> [PROMPT]: Report each line of the records below that holds the word "allows".

----- EXERCISE INPUT -----

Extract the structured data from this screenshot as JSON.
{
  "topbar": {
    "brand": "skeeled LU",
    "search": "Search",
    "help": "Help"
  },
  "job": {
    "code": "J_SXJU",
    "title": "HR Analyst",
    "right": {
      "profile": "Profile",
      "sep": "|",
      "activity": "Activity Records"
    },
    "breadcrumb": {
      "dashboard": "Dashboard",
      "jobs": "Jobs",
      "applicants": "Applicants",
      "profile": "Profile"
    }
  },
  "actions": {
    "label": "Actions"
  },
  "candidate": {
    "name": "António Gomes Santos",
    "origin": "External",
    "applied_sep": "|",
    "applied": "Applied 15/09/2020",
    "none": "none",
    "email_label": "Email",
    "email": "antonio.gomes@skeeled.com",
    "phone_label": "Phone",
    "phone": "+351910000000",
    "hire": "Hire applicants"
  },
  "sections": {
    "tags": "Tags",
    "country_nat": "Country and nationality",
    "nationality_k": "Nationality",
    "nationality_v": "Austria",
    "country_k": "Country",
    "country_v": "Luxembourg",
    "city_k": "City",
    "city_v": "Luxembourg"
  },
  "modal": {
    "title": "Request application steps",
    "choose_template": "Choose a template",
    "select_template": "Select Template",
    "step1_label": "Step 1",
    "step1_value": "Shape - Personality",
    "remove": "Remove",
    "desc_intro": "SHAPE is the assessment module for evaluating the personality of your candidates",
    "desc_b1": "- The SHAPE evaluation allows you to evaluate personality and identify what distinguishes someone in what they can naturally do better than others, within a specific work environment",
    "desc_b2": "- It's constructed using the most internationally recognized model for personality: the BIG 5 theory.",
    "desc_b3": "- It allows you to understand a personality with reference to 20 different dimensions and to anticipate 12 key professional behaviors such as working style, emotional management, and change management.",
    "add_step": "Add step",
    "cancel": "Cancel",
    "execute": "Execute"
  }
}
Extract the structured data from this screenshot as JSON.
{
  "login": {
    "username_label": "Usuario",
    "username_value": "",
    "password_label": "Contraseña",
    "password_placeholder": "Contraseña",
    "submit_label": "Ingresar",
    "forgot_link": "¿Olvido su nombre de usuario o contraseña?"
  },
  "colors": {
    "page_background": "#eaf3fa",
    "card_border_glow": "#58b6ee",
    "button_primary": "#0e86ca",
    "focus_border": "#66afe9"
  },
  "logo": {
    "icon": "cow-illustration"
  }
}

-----

> [RESPONSE AREA]:
    "desc_b1": "- The SHAPE evaluation allows you to evaluate personality and identify what distinguishes someone in what they can naturally do better than others, within a specific work environment",
    "desc_b3": "- It allows you to understand a personality with reference to 20 different dimensions and to anticipate 12 key professional behaviors such as working style, emotional management, and change management.",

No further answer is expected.